>Great conductors. Don't think so? Take a short piece of #000 welding
>cable and just short out the terminals and watch it melt the wire, if the
>battery's good. Takes 50-150 amps to crank the car...more in cold weather.
>
>If the lead had any appreciable resistance, it would melt the terminals and
>the inter-cell jumpers, also made of lead inside the plastic between cells.
>Lead melts at quite a low temperature...it's soft to start out with.

<http://www.enviroliteracy.org/article.php/249.html&gt;:

Lead is a naturally-occurring chemical element that is toxic to humans.
Known as (Pb), lead's scientific name and symbol are derrived from the
Latin word plumbum meaning "liquid silver." A malleable, bluish-white metal
with POOR ELECTRICAL CONDUCTIVITY ... [emphasis added]

Because lead is such a poor conductor, in electrical applications it's
commonly alloyed with copper; i.e., that's not pure lead.

--
Best regards,
John Navas <http://navasgrp.home.att.net/&gt;

"A little learning is a dangerous thing." [Alexander Pope]
"It is better to sit in silence and appear ignorant,
than to open your mouth and remove all doubt." [Mark Twain]
Anonymous
August 2, 2005 10:08:26 PM

Archived from groups: alt.cellular.verizon,alt.cellular.cingular,alt.cellular.sprintpcs,alt.cellular.cingular (More info?)

I called the person who asked me about this question in the first place.
His line has been disconnected. I never got to give him an answer, but best
was for him to fwd his calls to the landline wired into the lead room. That
will work all the time.

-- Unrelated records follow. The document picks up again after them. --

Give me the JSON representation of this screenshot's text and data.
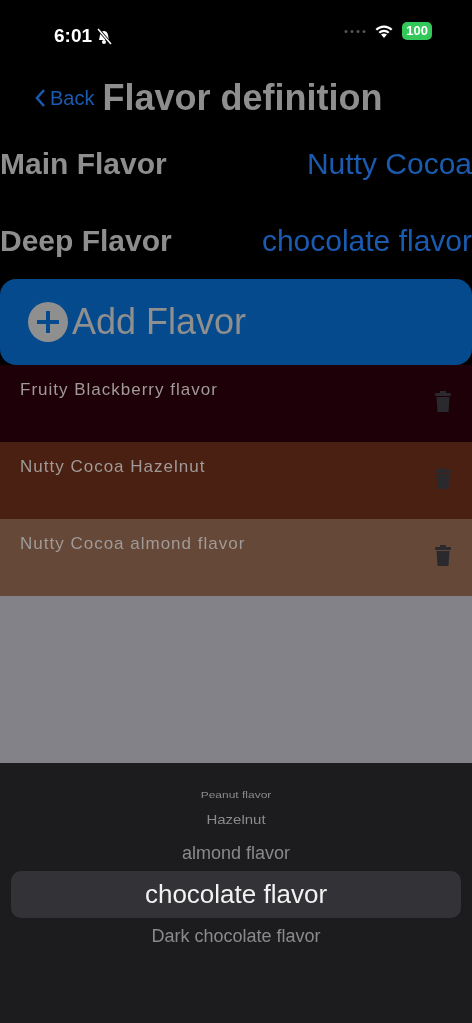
{
  "status_bar": {
    "time": "6:01",
    "battery": "100"
  },
  "nav": {
    "back": "Back",
    "title": "Flavor definition"
  },
  "fields": [
    {
      "label": "Main Flavor",
      "value": "Nutty Cocoa"
    },
    {
      "label": "Deep Flavor",
      "value": "chocolate flavor"
    }
  ],
  "add_button": {
    "label": "Add Flavor"
  },
  "flavors": [
    {
      "name": "Fruity Blackberry flavor",
      "color": "#1e0008"
    },
    {
      "name": "Nutty Cocoa Hazelnut",
      "color": "#4a2012"
    },
    {
      "name": "Nutty Cocoa almond flavor",
      "color": "#654838"
    }
  ],
  "picker": {
    "items": [
      {
        "label": "Peanut flavor",
        "selected": false
      },
      {
        "label": "Hazelnut",
        "selected": false
      },
      {
        "label": "almond flavor",
        "selected": false
      },
      {
        "label": "chocolate flavor",
        "selected": true
      },
      {
        "label": "Dark chocolate flavor",
        "selected": false
      }
    ]
  }
}
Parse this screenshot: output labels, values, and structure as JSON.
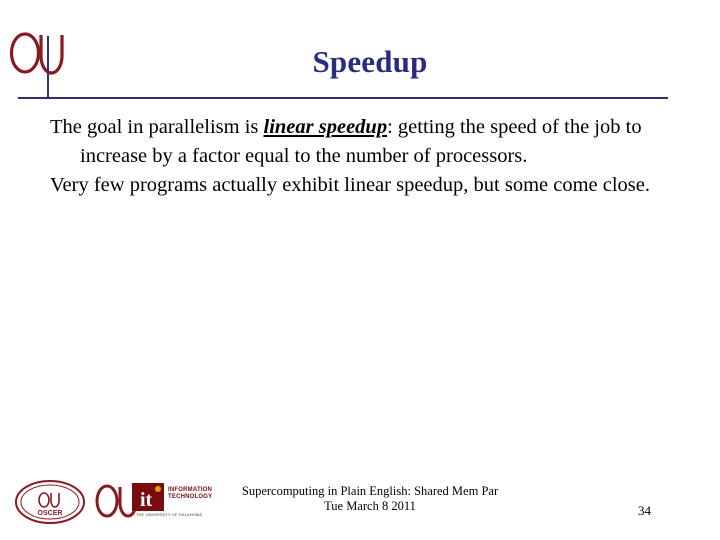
{
  "slide": {
    "title": "Speedup",
    "paragraphs": [
      {
        "lead": "The goal in parallelism is ",
        "emphasis": "linear speedup",
        "tail": ": getting the speed of the job to increase by a factor equal to the number of processors."
      },
      {
        "lead": "Very few programs actually exhibit linear speedup, but some come close.",
        "emphasis": "",
        "tail": ""
      }
    ],
    "footer": {
      "line1": "Supercomputing in Plain English: Shared Mem Par",
      "line2": "Tue March 8 2011",
      "slide_number": "34"
    },
    "logos": {
      "ou_header": "ou-logo",
      "oscer": "oscer-logo",
      "ou_small": "ou-logo-small",
      "it": "ou-information-technology-logo",
      "it_main_line1": "INFORMATION",
      "it_main_line2": "TECHNOLOGY",
      "it_sub": "THE UNIVERSITY OF OKLAHOMA"
    },
    "colors": {
      "title": "#2b2b7f",
      "rule": "#2f2f7a",
      "crimson": "#7c0b10",
      "background": "#ffffff"
    }
  }
}
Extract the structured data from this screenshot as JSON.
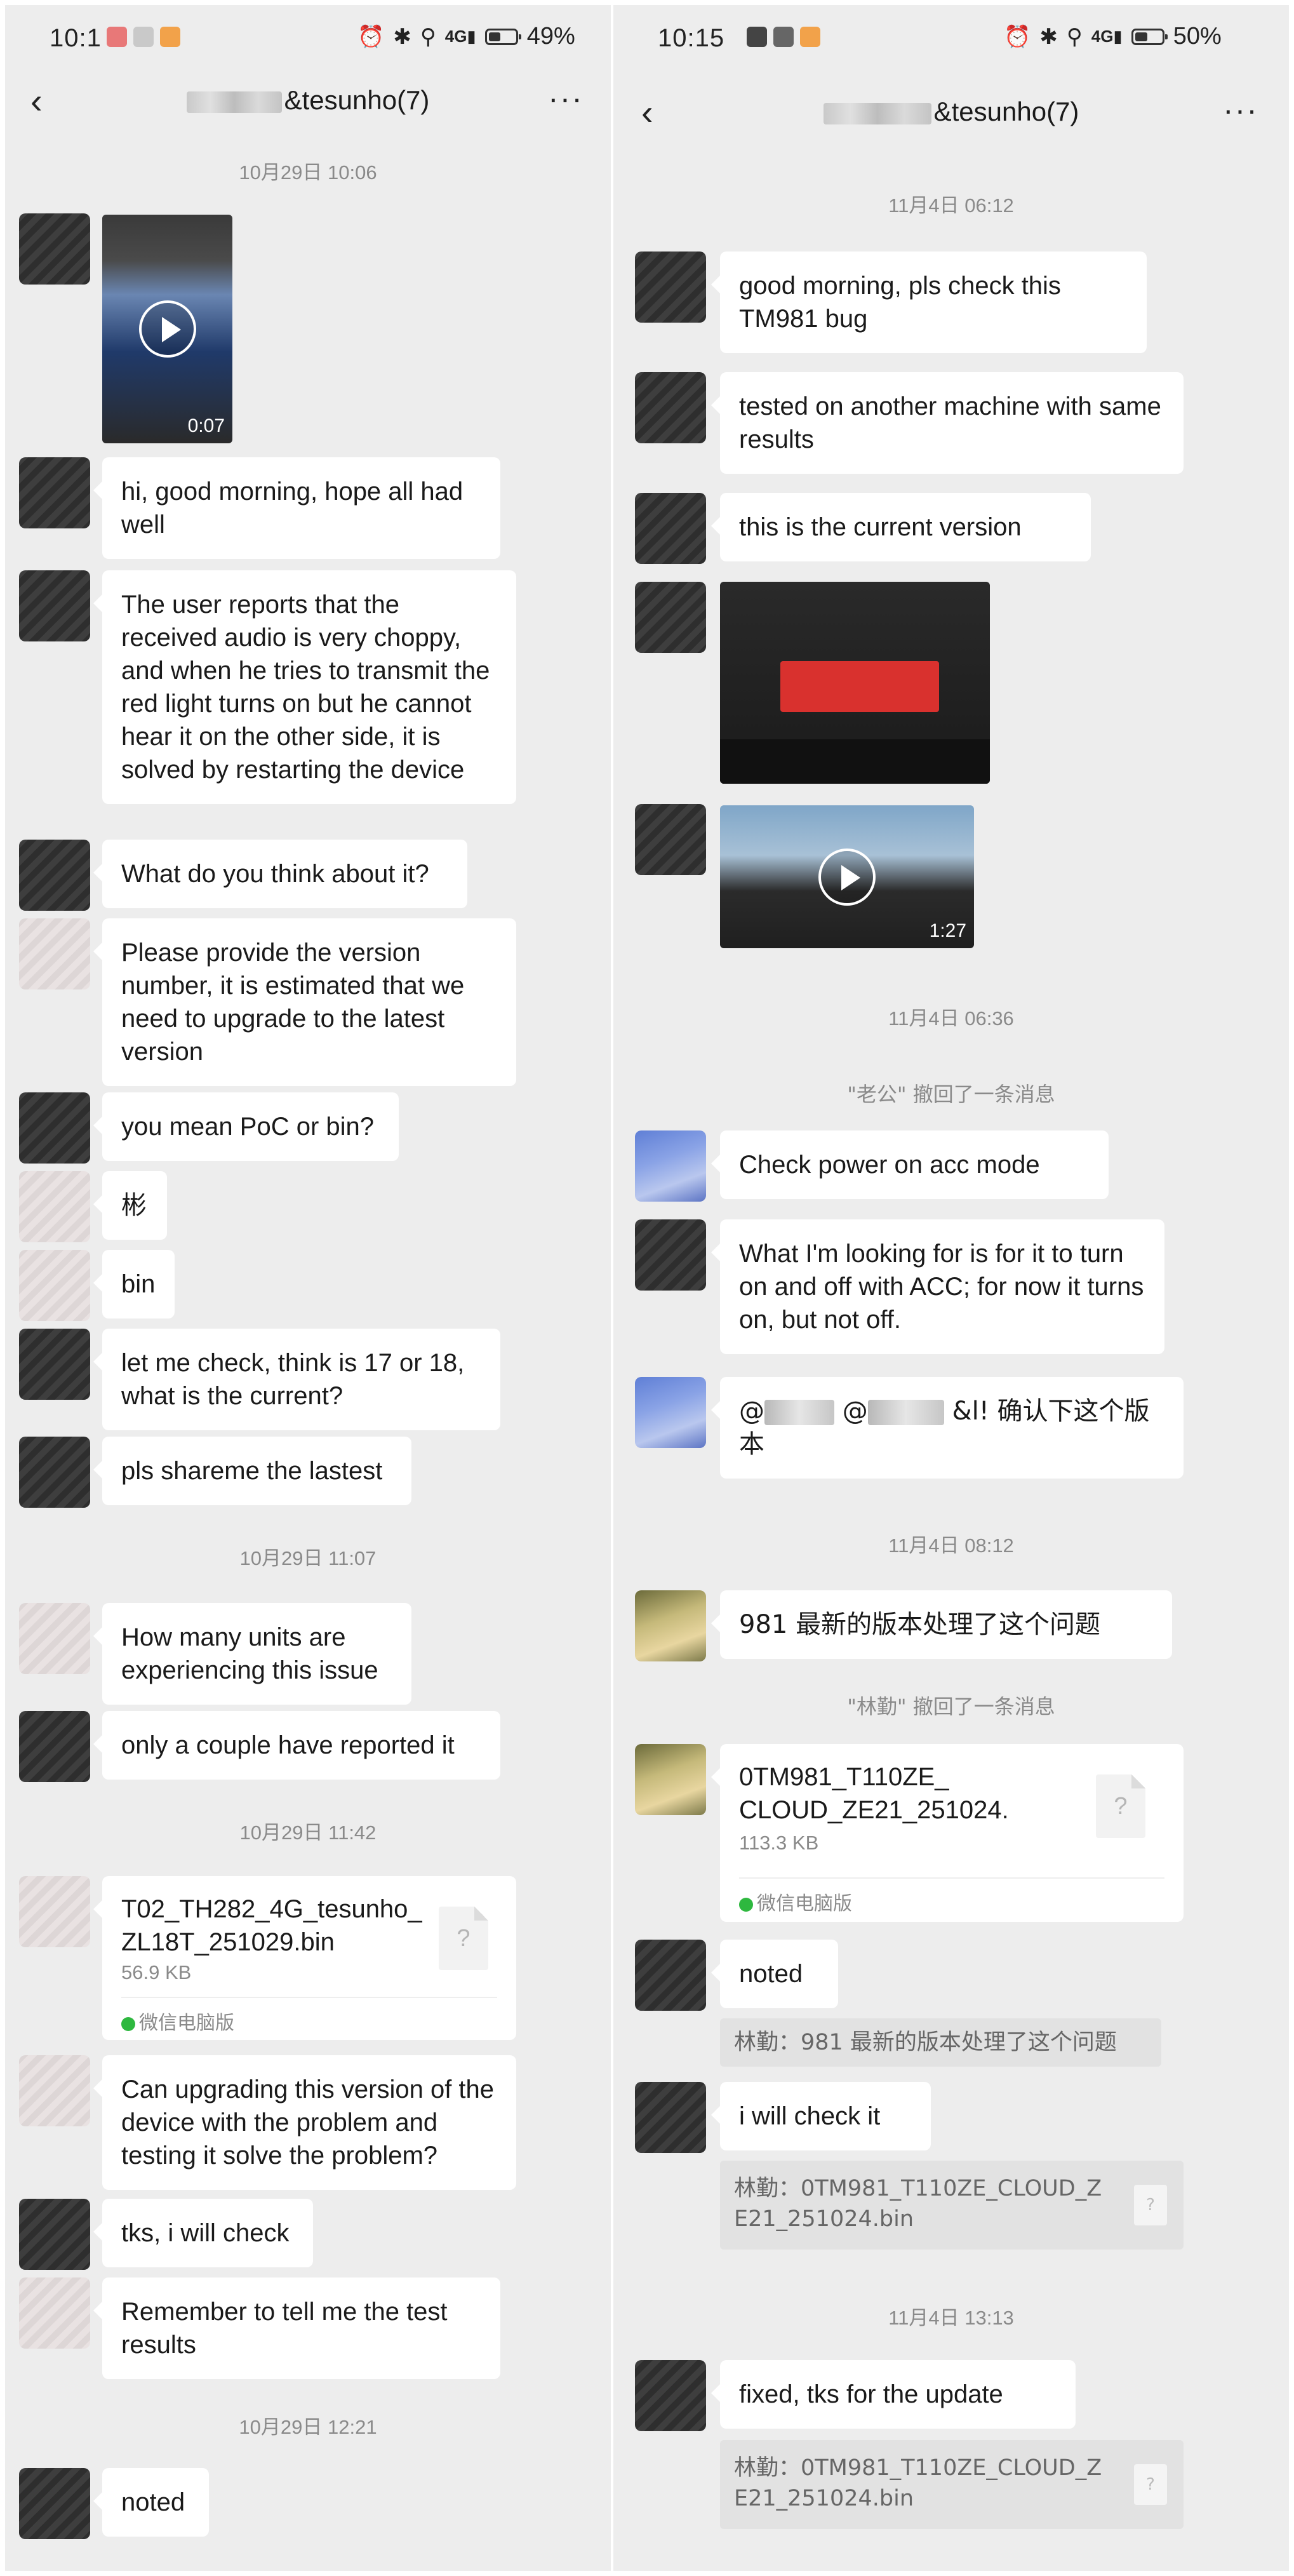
{
  "left": {
    "status": {
      "time": "10:1",
      "battery_text": "49%",
      "battery_level": 0.49
    },
    "nav": {
      "title": "&tesunho(7)"
    },
    "messages": [
      {
        "type": "timestamp",
        "text": "10月29日 10:06"
      },
      {
        "type": "video",
        "duration": "0:07",
        "avatar": "dark"
      },
      {
        "type": "text",
        "avatar": "dark",
        "text": "hi, good morning, hope all had well"
      },
      {
        "type": "text",
        "avatar": "dark",
        "text": "The user reports that the received audio is very choppy, and when he tries to transmit the red light turns on but he cannot hear it on the other side, it is solved by restarting the device"
      },
      {
        "type": "text",
        "avatar": "dark",
        "text": "What do you think about it?"
      },
      {
        "type": "text",
        "avatar": "light",
        "text": "Please provide the version number, it is estimated that we need to upgrade to the latest version"
      },
      {
        "type": "text",
        "avatar": "dark",
        "text": "you mean PoC or bin?"
      },
      {
        "type": "text",
        "avatar": "light",
        "text": "彬"
      },
      {
        "type": "text",
        "avatar": "light",
        "text": "bin"
      },
      {
        "type": "text",
        "avatar": "dark",
        "text": "let me check, think is 17 or 18, what is the current?"
      },
      {
        "type": "text",
        "avatar": "dark",
        "text": "pls shareme the lastest"
      },
      {
        "type": "timestamp",
        "text": "10月29日 11:07"
      },
      {
        "type": "text",
        "avatar": "light",
        "text": "How many units are experiencing this issue"
      },
      {
        "type": "text",
        "avatar": "dark",
        "text": "only a couple have reported it"
      },
      {
        "type": "timestamp",
        "text": "10月29日 11:42"
      },
      {
        "type": "file",
        "avatar": "light",
        "name_line1": "T02_TH282_4G_tesunho_",
        "name_line2": "ZL18T_251029.bin",
        "size": "56.9 KB",
        "source": "微信电脑版"
      },
      {
        "type": "text",
        "avatar": "light",
        "text": "Can upgrading this version of the device with the problem and testing it solve the problem?"
      },
      {
        "type": "text",
        "avatar": "dark",
        "text": "tks, i will check"
      },
      {
        "type": "text",
        "avatar": "light",
        "text": "Remember to tell me the test results"
      },
      {
        "type": "timestamp",
        "text": "10月29日 12:21"
      },
      {
        "type": "text",
        "avatar": "dark",
        "text": "noted"
      }
    ]
  },
  "right": {
    "status": {
      "time": "10:15",
      "battery_text": "50%",
      "battery_level": 0.5
    },
    "nav": {
      "title": "&tesunho(7)"
    },
    "messages": [
      {
        "type": "timestamp",
        "text": "11月4日 06:12"
      },
      {
        "type": "text",
        "avatar": "dark",
        "text": "good morning, pls check this TM981 bug"
      },
      {
        "type": "text",
        "avatar": "dark",
        "text": "tested on another machine with same results"
      },
      {
        "type": "text",
        "avatar": "dark",
        "text": "this is the current version"
      },
      {
        "type": "image",
        "avatar": "dark"
      },
      {
        "type": "video",
        "avatar": "dark",
        "duration": "1:27"
      },
      {
        "type": "timestamp",
        "text": "11月4日 06:36"
      },
      {
        "type": "recall",
        "text": "\"老公\" 撤回了一条消息"
      },
      {
        "type": "text",
        "avatar": "blue",
        "text": "Check power on acc mode"
      },
      {
        "type": "text",
        "avatar": "dark",
        "text": "What I'm looking for is for it to turn on and off with ACC; for now it turns on, but not off."
      },
      {
        "type": "text",
        "avatar": "blue",
        "text_a": "@",
        "text_b": "@",
        "text_c": "&l! 确认下这个版本"
      },
      {
        "type": "timestamp",
        "text": "11月4日 08:12"
      },
      {
        "type": "text",
        "avatar": "yellow",
        "text": "981  最新的版本处理了这个问题"
      },
      {
        "type": "recall",
        "text": "\"林勤\" 撤回了一条消息"
      },
      {
        "type": "file",
        "avatar": "yellow",
        "name_line1": "0TM981_T110ZE_",
        "name_line2": "CLOUD_ZE21_251024.",
        "size": "113.3 KB",
        "source": "微信电脑版"
      },
      {
        "type": "text",
        "avatar": "dark",
        "text": "noted"
      },
      {
        "type": "quote",
        "text": "林勤：981  最新的版本处理了这个问题"
      },
      {
        "type": "text",
        "avatar": "dark",
        "text": "i will check it"
      },
      {
        "type": "quote",
        "line1": "林勤：0TM981_T110ZE_CLOUD_Z",
        "line2": "E21_251024.bin"
      },
      {
        "type": "timestamp",
        "text": "11月4日 13:13"
      },
      {
        "type": "text",
        "avatar": "dark",
        "text": "fixed, tks for the update"
      },
      {
        "type": "quote",
        "line1": "林勤：0TM981_T110ZE_CLOUD_Z",
        "line2": "E21_251024.bin"
      }
    ]
  },
  "icons": {
    "back": "chevron-left-icon",
    "more": "more-dots-icon",
    "play": "play-icon",
    "file": "file-unknown-icon"
  },
  "colors": {
    "chat_bg": "#ededed",
    "bubble": "#ffffff",
    "timestamp": "#8a8a8a",
    "quote_bg": "#e2e2e2",
    "wechat_green": "#2eb83f"
  }
}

Thanks for the dialogue... learned some. dr
--
dr.news Better Price? (not better than you deserve, just more than you are
used to)
If I can help: dr.news@better-price.biz.delete-the-obvious or thru this
notes forum.
home of the better priced phone and service:
http://free.better-price.biz

"John Navas" <spamfilter0@navasgroup.com> wrote in message
news:T0sHe.6755$p%3.33430@typhoon.sonic.net...
> [POSTED TO alt.cellular.cingular - REPLY ON USENET PLEASE]
>
> In <Xns968B8C83EA4A9w4csc@63.223.7.253> on Wed, 06 Jul 2005
> 13:47:50 -0400,
> Larry W4CSC <noone@home.com> wrote:
>
>>"Quick" <quick7135-news@NOSPAMyahoo.com> wrote in
>>news:1120666642.656198@sj-nntpcache-3:
>>
>>> Aren't they made of carbon and capped with lead?
>>
>>Nope...solid lead. Drill a hole in one some time....
>>
>>Great conductors. Don't think so? Take a short piece of #000 welding
>>cable and just short out the terminals and watch it melt the wire, if the
>>battery's good. Takes 50-150 amps to crank the car...more in cold
>>weather.
>>
>>If the lead had any appreciable resistance, it would melt the terminals
>>and
>>the inter-cell jumpers, also made of lead inside the plastic between
>>cells.
>>Lead melts at quite a low temperature...it's soft to start out with.
>
> <http://www.enviroliteracy.org/article.php/249.html&gt;:
>
> Lead is a naturally-occurring chemical element that is toxic to humans.
> Known as (Pb), lead's scientific name and symbol are derrived from the
> Latin word plumbum meaning "liquid silver." A malleable, bluish-white
> metal
> with POOR ELECTRICAL CONDUCTIVITY ... [emphasis added]
>
> Because lead is such a poor conductor, in electrical applications it's
> commonly alloyed with copper; i.e., that's not pure lead.
>
> --
> Best regards,
> John Navas <http://navasgrp.home.att.net/&gt;
>
> "A little learning is a dangerous thing." [Alexander Pope]
> "It is better to sit in silence and appear ignorant,
> than to open your mouth and remove all doubt." [Mark Twain]
!